━━ Task inputs ━━
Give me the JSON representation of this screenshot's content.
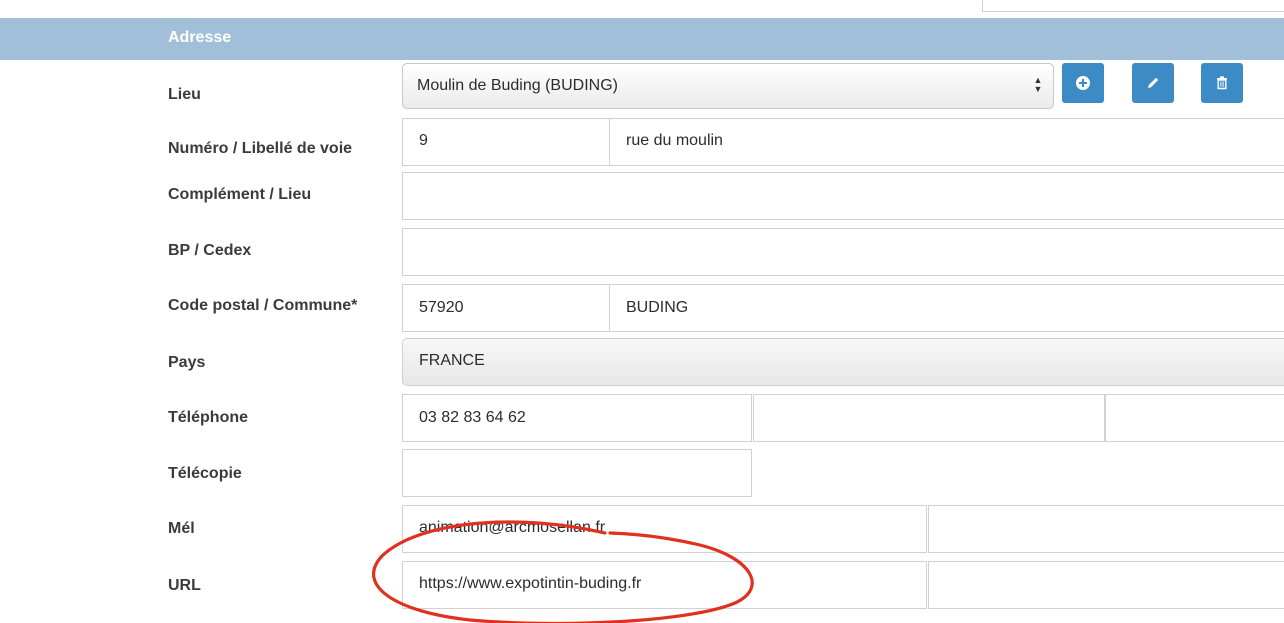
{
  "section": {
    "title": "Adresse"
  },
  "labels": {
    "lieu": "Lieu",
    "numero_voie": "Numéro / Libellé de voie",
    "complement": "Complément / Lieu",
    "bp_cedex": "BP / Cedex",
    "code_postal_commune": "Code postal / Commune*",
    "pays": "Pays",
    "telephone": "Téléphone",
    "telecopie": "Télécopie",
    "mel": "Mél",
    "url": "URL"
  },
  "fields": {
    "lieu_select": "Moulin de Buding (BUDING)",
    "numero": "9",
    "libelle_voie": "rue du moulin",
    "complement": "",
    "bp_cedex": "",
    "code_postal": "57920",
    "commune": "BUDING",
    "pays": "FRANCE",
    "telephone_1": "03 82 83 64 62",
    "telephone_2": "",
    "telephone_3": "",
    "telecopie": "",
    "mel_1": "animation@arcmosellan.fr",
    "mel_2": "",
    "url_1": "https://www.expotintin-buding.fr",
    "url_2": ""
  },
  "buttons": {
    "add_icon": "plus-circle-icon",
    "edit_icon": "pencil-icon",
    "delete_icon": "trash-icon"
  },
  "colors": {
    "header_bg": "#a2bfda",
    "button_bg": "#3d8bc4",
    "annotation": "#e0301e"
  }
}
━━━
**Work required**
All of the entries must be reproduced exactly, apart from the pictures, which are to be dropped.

**Answer section**
Give me the JSON representation of this screenshot's content.
{
  "section": {
    "title": "Adresse"
  },
  "labels": {
    "lieu": "Lieu",
    "numero_voie": "Numéro / Libellé de voie",
    "complement": "Complément / Lieu",
    "bp_cedex": "BP / Cedex",
    "code_postal_commune": "Code postal / Commune*",
    "pays": "Pays",
    "telephone": "Téléphone",
    "telecopie": "Télécopie",
    "mel": "Mél",
    "url": "URL"
  },
  "fields": {
    "lieu_select": "Moulin de Buding (BUDING)",
    "numero": "9",
    "libelle_voie": "rue du moulin",
    "complement": "",
    "bp_cedex": "",
    "code_postal": "57920",
    "commune": "BUDING",
    "pays": "FRANCE",
    "telephone_1": "03 82 83 64 62",
    "telephone_2": "",
    "telephone_3": "",
    "telecopie": "",
    "mel_1": "animation@arcmosellan.fr",
    "mel_2": "",
    "url_1": "https://www.expotintin-buding.fr",
    "url_2": ""
  },
  "buttons": {
    "add_icon": "plus-circle-icon",
    "edit_icon": "pencil-icon",
    "delete_icon": "trash-icon"
  },
  "colors": {
    "header_bg": "#a2bfda",
    "button_bg": "#3d8bc4",
    "annotation": "#e0301e"
  }
}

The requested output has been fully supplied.